**TASK OBJECTIVE:** Filter the material below so that only lines containing "regular" remain.

**INFORMATION SHOWN:**
+--

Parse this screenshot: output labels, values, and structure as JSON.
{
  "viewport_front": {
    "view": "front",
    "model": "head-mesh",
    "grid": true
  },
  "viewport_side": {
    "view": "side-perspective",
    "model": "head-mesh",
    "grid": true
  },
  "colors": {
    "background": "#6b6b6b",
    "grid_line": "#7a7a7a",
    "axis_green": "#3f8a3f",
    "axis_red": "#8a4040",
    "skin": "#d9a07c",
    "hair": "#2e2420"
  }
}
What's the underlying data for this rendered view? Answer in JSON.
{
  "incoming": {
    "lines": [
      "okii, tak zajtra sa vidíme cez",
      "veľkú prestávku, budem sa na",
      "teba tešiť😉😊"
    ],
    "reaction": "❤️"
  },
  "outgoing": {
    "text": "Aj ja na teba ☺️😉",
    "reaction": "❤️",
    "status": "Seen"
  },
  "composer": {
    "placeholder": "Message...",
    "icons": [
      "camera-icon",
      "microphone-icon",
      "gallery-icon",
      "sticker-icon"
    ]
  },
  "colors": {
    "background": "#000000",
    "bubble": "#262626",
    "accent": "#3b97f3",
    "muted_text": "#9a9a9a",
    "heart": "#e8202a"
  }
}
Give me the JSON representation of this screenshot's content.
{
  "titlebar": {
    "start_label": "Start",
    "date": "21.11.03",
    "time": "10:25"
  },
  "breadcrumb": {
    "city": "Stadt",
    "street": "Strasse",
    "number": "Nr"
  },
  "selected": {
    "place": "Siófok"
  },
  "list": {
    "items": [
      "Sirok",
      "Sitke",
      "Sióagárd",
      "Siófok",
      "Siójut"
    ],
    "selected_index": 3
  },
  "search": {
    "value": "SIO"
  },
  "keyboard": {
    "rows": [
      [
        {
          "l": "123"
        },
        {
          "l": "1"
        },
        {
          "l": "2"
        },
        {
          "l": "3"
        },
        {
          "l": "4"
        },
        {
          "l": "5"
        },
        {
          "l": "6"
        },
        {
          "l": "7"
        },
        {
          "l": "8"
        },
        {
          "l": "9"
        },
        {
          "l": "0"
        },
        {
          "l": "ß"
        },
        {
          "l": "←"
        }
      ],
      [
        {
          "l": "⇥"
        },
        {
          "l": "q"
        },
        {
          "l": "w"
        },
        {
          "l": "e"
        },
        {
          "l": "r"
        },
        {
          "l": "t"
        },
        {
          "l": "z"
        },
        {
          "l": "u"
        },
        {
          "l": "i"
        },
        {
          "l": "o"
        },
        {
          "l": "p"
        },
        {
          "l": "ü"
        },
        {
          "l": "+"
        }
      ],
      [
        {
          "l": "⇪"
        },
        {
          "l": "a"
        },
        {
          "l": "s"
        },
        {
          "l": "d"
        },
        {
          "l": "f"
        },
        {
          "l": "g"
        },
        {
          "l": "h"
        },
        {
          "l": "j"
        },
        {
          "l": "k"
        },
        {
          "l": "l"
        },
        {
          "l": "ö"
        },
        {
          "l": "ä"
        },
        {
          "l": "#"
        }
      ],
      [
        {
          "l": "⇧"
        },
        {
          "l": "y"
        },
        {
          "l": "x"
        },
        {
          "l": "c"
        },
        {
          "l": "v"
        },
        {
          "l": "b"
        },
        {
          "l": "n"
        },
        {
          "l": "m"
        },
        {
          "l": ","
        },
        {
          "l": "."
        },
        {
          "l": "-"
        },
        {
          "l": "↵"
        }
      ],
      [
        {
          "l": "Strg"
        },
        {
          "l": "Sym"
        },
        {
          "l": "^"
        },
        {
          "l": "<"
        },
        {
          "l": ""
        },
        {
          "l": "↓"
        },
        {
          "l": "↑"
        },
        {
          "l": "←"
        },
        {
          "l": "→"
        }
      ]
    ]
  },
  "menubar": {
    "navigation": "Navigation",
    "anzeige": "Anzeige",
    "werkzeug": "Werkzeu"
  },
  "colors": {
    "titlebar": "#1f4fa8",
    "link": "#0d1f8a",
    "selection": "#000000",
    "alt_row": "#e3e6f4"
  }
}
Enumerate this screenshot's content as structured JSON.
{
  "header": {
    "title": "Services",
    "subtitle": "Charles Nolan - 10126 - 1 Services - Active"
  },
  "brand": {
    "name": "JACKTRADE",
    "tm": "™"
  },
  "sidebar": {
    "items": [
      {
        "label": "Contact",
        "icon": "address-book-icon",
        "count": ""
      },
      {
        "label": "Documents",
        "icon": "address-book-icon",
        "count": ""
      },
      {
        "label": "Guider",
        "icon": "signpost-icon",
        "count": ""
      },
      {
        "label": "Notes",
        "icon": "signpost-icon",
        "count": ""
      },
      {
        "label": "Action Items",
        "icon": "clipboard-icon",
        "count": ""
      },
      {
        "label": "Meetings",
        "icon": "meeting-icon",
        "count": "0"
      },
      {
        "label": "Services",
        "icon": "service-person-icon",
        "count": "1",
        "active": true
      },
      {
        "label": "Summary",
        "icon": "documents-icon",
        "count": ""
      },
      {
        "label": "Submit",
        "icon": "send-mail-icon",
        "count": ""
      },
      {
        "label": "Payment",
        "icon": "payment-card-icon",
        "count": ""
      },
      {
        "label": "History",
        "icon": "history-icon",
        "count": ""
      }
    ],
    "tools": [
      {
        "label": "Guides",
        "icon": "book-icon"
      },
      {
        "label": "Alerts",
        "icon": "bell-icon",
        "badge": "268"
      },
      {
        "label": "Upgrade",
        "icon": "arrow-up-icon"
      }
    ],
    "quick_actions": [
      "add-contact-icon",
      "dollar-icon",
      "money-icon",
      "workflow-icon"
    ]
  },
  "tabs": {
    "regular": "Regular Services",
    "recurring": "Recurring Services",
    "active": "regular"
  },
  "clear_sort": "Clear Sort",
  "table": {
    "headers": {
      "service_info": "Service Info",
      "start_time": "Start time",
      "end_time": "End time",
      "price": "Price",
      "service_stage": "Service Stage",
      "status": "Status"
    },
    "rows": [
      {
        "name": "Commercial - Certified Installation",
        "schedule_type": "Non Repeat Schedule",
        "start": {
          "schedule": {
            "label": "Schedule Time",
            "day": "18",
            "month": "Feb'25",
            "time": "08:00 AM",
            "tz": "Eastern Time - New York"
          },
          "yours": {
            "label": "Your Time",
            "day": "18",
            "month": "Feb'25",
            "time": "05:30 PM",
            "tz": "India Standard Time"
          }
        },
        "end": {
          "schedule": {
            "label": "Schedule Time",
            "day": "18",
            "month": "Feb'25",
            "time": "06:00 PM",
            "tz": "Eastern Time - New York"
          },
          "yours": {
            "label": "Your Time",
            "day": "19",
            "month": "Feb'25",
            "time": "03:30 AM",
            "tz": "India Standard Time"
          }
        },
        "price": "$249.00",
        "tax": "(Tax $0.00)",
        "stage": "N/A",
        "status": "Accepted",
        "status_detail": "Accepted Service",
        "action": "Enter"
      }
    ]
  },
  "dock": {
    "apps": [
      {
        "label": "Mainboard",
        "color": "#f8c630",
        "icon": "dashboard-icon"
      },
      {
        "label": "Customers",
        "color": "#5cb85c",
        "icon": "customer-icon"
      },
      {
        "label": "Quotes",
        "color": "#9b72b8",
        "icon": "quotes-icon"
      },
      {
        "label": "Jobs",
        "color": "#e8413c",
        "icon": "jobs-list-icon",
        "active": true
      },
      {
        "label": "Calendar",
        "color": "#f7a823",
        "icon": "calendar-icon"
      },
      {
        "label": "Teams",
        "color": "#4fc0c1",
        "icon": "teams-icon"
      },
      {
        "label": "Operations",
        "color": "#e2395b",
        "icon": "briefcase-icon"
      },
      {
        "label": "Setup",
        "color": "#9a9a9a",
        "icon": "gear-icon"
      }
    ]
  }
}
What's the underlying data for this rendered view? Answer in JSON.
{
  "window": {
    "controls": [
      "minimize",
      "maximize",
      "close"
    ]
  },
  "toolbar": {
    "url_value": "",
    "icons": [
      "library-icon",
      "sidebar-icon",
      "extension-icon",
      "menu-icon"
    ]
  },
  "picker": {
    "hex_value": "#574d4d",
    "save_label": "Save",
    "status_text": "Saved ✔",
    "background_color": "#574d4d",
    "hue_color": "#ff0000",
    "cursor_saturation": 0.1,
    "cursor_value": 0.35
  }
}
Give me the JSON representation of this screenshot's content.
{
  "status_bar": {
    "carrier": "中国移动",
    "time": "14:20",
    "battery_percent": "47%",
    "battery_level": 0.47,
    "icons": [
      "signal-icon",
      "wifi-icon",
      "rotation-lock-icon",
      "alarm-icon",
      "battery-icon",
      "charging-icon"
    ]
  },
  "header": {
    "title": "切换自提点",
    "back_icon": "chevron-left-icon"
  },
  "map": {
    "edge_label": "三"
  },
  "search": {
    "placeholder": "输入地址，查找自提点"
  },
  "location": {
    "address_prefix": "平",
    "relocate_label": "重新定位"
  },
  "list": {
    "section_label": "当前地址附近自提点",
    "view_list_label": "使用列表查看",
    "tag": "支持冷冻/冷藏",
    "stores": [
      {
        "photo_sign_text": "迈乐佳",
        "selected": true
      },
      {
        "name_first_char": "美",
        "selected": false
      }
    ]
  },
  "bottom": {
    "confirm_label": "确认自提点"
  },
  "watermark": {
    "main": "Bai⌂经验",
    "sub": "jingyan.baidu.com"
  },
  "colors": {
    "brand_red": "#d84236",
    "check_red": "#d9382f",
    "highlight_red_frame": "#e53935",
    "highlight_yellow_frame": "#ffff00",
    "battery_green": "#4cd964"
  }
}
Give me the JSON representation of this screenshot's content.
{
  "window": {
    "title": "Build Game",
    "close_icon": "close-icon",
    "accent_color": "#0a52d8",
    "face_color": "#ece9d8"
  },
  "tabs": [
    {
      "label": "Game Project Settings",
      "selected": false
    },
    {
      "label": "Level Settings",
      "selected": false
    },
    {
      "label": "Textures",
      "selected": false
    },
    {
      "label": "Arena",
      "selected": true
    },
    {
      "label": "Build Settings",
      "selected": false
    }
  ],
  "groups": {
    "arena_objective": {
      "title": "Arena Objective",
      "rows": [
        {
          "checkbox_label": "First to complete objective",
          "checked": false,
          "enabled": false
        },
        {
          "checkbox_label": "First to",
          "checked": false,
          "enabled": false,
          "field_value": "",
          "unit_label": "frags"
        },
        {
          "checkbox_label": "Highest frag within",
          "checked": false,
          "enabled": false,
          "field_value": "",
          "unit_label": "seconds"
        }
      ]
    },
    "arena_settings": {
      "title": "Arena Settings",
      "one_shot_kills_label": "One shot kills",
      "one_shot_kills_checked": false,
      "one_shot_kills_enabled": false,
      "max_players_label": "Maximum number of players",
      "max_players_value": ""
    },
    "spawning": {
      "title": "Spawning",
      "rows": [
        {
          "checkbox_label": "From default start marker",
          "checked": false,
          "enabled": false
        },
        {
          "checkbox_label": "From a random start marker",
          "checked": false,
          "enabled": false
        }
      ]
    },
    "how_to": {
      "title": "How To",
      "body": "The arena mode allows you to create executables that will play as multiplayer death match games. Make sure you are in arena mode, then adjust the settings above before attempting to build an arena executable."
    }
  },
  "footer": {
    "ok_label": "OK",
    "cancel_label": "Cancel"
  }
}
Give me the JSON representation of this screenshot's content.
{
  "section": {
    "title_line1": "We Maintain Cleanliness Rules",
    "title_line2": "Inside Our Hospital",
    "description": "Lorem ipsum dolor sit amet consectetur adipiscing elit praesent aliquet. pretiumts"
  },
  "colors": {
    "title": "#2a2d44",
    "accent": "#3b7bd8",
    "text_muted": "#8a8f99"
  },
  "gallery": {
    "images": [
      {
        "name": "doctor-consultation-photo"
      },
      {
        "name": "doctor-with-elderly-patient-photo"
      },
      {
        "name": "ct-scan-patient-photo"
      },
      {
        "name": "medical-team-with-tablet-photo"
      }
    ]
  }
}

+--

**WRITTEN ANSWER:**
    "regular": "Regular Services",
    "active": "regular"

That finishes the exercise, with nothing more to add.